“Reembodied sound” is a term coined by the composer David Coll, designed to differentiate a set of electroacoustic practices from loudspeaker-based music. Reembodied sound tends to use surface transducers, small cone-less speakers designed to attach to surfaces of resonant objects and essentially turn those objects into speakers themselves.

Matthew Goodheart’s techniques involving attaching transducers primarily to gongs and cymbals, though piano, strings, brass, and other instruments are used as well. Each instrument undergoes a rigorous acoustic analysis and recording. Using this sonic information as a basis for mixed synthesis, computer generated sound is ultimately sent back to the original instrument through the transducer (or “reembodied”), tailored to its unique acoustics. The instrument then resonates with unusual and unexpected sounds, bringing forth hidden details of their inherent sonic properties.

The transducers also allow the instruments to seem autonomous – “ghost” instruments, sounding of their own accord.

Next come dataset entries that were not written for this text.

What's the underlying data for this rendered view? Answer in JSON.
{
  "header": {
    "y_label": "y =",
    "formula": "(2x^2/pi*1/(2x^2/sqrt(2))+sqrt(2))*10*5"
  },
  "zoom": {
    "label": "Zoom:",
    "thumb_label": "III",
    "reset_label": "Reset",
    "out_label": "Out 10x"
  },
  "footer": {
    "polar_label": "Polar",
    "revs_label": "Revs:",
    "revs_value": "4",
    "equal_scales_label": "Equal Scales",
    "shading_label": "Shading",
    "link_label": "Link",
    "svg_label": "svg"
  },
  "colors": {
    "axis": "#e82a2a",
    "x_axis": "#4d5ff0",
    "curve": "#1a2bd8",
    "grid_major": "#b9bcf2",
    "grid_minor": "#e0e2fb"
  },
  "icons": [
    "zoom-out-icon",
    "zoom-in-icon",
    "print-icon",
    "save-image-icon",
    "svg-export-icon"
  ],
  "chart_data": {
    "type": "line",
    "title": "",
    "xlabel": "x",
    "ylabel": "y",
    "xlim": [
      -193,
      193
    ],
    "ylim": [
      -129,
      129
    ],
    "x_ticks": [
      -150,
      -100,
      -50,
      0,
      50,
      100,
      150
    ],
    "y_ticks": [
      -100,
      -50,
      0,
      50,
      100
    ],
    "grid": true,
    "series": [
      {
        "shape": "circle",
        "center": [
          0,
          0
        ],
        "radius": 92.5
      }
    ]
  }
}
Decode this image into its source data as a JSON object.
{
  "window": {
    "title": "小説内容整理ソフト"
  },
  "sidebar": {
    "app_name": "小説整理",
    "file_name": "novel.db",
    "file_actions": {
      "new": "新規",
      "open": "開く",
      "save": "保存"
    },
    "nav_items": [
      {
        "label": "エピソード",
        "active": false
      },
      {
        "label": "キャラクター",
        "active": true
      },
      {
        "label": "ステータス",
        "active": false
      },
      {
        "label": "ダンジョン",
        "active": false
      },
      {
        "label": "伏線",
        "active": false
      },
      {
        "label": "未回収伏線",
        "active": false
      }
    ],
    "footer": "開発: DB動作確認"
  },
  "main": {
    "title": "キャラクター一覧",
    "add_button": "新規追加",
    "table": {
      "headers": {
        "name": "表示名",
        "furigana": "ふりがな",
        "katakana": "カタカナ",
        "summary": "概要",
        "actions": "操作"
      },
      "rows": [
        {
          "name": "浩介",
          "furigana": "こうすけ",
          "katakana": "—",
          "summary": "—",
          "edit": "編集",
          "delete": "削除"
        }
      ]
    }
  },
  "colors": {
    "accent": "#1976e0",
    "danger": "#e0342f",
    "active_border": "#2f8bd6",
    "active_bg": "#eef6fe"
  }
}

This also allows for flexibility of placement, so that the instruments can be placed in unusual locations around the performance area to create spatialized and immersive works, adaptable to many different types of environments.

Goodheart’s techniques were developed in collaboration with Center for New Music and Audio Technologies (CNMAT) at U.C. Berkeley, the Computer Music Center (CMC) at Columbia University, and Rensselaer Polytechnic University.